§ PROBLEM DETAILS: All of the entries below are to be retyped exactly.

§ INFORMATION GIVEN:
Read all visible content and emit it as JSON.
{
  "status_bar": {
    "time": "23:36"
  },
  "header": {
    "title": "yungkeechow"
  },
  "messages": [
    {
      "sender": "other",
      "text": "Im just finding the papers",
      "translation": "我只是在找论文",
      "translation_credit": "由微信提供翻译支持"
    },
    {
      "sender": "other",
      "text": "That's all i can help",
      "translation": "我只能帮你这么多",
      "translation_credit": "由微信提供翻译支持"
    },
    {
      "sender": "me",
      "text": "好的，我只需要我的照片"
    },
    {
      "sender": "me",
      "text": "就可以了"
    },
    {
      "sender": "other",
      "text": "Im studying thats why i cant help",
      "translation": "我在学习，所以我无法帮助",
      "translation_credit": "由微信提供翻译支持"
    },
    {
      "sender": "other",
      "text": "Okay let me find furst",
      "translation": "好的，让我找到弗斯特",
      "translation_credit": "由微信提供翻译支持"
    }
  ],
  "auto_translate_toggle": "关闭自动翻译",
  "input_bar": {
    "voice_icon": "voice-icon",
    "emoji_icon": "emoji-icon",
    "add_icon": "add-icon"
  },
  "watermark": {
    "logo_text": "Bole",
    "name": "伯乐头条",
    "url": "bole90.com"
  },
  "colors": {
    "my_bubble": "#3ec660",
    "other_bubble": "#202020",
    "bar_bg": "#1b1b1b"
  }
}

§ WRITTEN RESPONSE:
Read all visible content and emit it as JSON.
{
  "status_bar": {
    "time": "23:36"
  },
  "header": {
    "title": "yungkeechow"
  },
  "messages": [
    {
      "sender": "other",
      "text": "Im just finding the papers",
      "translation": "我只是在找论文",
      "translation_credit": "由微信提供翻译支持"
    },
    {
      "sender": "other",
      "text": "That's all i can help",
      "translation": "我只能帮你这么多",
      "translation_credit": "由微信提供翻译支持"
    },
    {
      "sender": "me",
      "text": "好的，我只需要我的照片"
    },
    {
      "sender": "me",
      "text": "就可以了"
    },
    {
      "sender": "other",
      "text": "Im studying thats why i cant help",
      "translation": "我在学习，所以我无法帮助",
      "translation_credit": "由微信提供翻译支持"
    },
    {
      "sender": "other",
      "text": "Okay let me find furst",
      "translation": "好的，让我找到弗斯特",
      "translation_credit": "由微信提供翻译支持"
    }
  ],
  "auto_translate_toggle": "关闭自动翻译",
  "input_bar": {
    "voice_icon": "voice-icon",
    "emoji_icon": "emoji-icon",
    "add_icon": "add-icon"
  },
  "watermark": {
    "logo_text": "Bole",
    "name": "伯乐头条",
    "url": "bole90.com"
  },
  "colors": {
    "my_bubble": "#3ec660",
    "other_bubble": "#202020",
    "bar_bg": "#1b1b1b"
  }
}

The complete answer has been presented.